This won't happen to the Canadian and British prisoners. Serbia may be an international outlaw but it isn't (despite some of the things its army and police have done) given over to complete savagery. No doubt President Milosevic has an idea, somewhere in the back of his mind, of releasing them at some stage; either to improve the atmosphere with the West, or else as part of some eventual settlement. For now, however, these unfortunate tourists will be useful in getting him re-elected.
That now seems pretty likely, since Mr Milosevic altered the constitution. Under the old rules he would have had to leave power by next July; after which his successor could have handed him over to the war crimes tribunal in The Hague in return for being allowed to rejoin the real world.
The new constitution means that, if elected, Mr Milosevic can have two more terms of four years each; so he could be in power until 2008. Since it never occurred to me that Saddam Hussein would still be in power on the 10th anniversary of his invasion of Kuwait, I no longer feel qualified to forecast Mr Milosevic's chances of survival. He must feel pretty certain he can sort things out within eight years, however, or he would have awarded himself three terms. So Serbia is given over to spy-mania, and its federation partner Montenegro seems more precarious than ever.
For a long time now various Western diplomats have been forecasting the overthrow of the anti-Milosevic government, which is headed by Milo Djukanovic. It seems to me, however, that Serbia may have more to gain by keeping Montenegro in a permanent state of instability than by taking any final step to overthrow Djukanovic. Mr Milosevic likes to keep his options open.

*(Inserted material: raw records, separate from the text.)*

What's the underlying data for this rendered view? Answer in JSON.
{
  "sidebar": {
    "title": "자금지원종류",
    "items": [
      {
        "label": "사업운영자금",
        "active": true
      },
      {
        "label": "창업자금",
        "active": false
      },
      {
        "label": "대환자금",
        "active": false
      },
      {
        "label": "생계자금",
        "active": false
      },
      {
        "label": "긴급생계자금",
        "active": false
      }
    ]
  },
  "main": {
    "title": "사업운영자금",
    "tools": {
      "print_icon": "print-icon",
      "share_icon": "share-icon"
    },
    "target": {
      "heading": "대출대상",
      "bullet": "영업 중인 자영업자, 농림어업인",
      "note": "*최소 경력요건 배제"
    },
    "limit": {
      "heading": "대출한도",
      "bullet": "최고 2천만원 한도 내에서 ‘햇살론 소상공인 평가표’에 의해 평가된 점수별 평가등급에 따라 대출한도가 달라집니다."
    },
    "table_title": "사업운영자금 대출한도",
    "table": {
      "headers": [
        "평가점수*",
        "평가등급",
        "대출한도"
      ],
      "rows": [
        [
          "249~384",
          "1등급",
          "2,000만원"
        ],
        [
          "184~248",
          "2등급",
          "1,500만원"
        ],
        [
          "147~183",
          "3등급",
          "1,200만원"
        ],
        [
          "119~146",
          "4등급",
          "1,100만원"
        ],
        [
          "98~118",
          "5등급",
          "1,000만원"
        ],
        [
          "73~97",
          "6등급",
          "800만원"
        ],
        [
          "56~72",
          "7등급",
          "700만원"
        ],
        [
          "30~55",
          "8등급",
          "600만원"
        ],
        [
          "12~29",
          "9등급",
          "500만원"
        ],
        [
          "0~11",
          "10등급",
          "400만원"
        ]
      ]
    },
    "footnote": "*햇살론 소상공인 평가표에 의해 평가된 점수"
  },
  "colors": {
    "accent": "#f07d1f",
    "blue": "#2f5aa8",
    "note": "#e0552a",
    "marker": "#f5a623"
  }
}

The ground rules for September's presidential election have now been established. It will be fought on the basis that Nato hopes to overthrow the Yugoslav state, and that only Mr Milosevic can prevent this from happening. Foreigners will be cast in the role that President Mugabe reserved for white farmers in the Zimbabwean election. The difference is that there was a real, and impressive, opposition in Zimbabwe.